Democratic presidential candidate Senator Elizabeth Warren speaks during a town hall meeting Monday in Keokuk, Iowa.Charlie Neibergall/Associated Press

Marijuana Moment is a wire service assembled by Tom Angell, a marijuana legalization activist and journalist covering marijuana reform nationwide. The views expressed by Angell or Marijuana Moment are neither endorsed by the Globe nor do they reflect the Globe’s views on any subject area.

Working in the marijuana industry would no longer be a valid reason to block citizenship applications for immigrants or deny government-backed home loans to military veterans under new bills introduced on Wednesday by US Senator Elizabeth Warren.

Warren, a 2020 Democratic presidential candidate, is teaming up with US Senator Cory Gardner on the proposals.


The first bill from the bipartisan duo would add an exemption to current immigration policy so that working at a marijuana business in accordance with state law would not be considered grounds to deny naturalization.

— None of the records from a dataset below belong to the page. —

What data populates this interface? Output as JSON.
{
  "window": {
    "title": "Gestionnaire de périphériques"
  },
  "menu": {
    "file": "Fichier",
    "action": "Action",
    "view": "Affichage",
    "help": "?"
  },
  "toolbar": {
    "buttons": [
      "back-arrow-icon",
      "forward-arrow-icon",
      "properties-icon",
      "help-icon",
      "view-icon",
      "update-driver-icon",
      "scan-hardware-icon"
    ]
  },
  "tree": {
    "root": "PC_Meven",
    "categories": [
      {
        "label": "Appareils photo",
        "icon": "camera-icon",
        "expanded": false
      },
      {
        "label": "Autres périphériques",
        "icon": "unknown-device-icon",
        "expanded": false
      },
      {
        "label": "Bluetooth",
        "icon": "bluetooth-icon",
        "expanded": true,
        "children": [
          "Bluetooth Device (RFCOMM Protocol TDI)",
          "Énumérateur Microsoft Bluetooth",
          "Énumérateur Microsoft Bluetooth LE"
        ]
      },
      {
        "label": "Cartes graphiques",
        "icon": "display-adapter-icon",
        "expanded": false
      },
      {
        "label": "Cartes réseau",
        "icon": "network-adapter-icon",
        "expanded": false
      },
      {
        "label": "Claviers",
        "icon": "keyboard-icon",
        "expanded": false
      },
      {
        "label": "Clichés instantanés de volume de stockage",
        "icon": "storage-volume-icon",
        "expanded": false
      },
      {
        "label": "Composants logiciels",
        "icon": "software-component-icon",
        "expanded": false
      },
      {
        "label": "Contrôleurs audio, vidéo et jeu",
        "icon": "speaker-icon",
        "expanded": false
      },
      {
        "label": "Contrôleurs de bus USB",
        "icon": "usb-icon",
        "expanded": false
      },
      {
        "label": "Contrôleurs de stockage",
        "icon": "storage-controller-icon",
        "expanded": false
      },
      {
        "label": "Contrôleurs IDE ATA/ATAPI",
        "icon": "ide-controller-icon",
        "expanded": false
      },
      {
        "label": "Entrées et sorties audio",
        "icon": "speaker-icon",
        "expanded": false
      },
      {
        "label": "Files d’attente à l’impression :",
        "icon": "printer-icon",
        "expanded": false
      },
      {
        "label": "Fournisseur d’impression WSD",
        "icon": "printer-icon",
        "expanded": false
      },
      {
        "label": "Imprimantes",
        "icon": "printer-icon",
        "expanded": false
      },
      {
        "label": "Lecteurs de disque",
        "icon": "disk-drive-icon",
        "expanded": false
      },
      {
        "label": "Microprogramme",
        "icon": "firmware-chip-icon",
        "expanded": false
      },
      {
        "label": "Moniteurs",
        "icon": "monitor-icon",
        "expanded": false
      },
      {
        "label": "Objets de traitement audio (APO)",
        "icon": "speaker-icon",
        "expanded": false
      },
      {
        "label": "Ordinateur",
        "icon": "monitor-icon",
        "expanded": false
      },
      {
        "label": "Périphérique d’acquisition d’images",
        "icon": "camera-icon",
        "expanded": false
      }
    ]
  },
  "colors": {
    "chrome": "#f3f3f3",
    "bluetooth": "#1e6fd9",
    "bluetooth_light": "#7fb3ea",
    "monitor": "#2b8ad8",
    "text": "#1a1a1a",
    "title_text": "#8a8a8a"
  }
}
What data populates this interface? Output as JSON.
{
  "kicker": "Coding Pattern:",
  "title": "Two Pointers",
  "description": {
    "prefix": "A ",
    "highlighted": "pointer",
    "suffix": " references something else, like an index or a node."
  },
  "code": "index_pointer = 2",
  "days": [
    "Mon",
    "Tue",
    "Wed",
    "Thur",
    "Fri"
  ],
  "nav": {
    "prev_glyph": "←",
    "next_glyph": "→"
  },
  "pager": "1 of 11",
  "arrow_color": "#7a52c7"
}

In April, US Citizenship and Immigration Services issued a memo clarifying that engaging in cannabis-related activities, even if legal under local policy, means they do not have “good moral character” and are therefore unfit for citizenship.

“No one should have to worry about being denied naturalization for working in their state’s legal cannabis industry,” Warren said in a statement. “Our bipartisan bill would ensure that outdated federal cannabis laws don’t block the pathway to citizenship for those seeking it through naturalization.”

“Under current law, individuals are deemed to lack ‘good moral character’ and denied American citizenship due to their work in the legal cannabis industry in states like Colorado and Massachusetts. This has to stop,” Gardner added. “Currently 95 percent of Americans are living in states with laws allowing some form of cannabis. The dramatically expanded cannabis industry presents real challenges for our nation, and I’m proud to be working with Senator Warren to address these issues.”

The second new bill says that the Department of Veterans Affairs “may not use the fact that [a veteran’s] income is derived, in whole or in part, from working in the marijuana industry as a factor in determining whether to guarantee, issue, or make a housing loan.”


That would overturn a current VA policy that denies home loan applications to military veterans work at cannabis businesses, even when they are complying with state laws.

The House of Representatives approved an amendment in July to shield veterans who work in the cannabis industry from such punishment, but it was dropped in negotiations with the Senate on a large-scale military bill last week.

“Veterans have sacrificed so much for this country, but our outdated federal marijuana laws prevent many veterans from getting the loans they need to buy homes,” Warren said. “Our bipartisan bill would ensure that veterans who work in their state’s legal cannabis industry can access VA home loans and realize the dream of homeownership.”

“The citizens of Colorado led the nation in adopting a new approach to cannabis, and our state’s veterans have fought for our country all over the world," Gardner said. "It’s disgraceful that a veteran can be denied a benefit they earned serving our country because they have a job in a legitimate cannabis business. Unfortunately this isn’t the only policy failure due to conflicting state and federal marijuana laws. This is another example in the long list of reasons to pass the STATES Act, which Senator Warren and I introduced to respect the will of the people and take the states’ rights approach to legal cannabis.”


A companion bill is also being filed in the House by US Representatives Katherine Clark and Jenniffer González-Colón.

Clark, who also authored the House-passed amendment on the topic, said that the "VA needs to catch up with the times and recognize the growing role of the cannabis economy in our country."

“Our veterans shouldn’t be penalized or denied the benefits they have earned because they live and work in a state where marijuana is legal," she said. "We owe it to them to ensure that they can build their lives and pursue their dreams after their service, and that includes the dream of homeownership.”

Warren and Gardner previously cosponsored broader legislation to exempt state-legal marijuana activity from federal enforcement. That bill, the Strengthening the Tenth Amendment Through Entrusting States (STATES) Act, earned praised from President Trump but so far has not been scheduled for a hearing or a vote in the GOP-controlled Senate.

It’s unclear if the new, more-targeted and modest veteran-and-immigration bills from the duo are an indication they believe their more far-reaching legislation doesn’t stand a chance of moving in the 116th Congress or if they just want to bring greater focus to particularly vulnerable populations harmed by current federal marijuana policy as a way of earning attention and support from other senators who might not otherwise consider the issue.


Read the full story on Marijuana Moment.

Read the full text of the new veteran- and immigrant-focused marijuana bills below: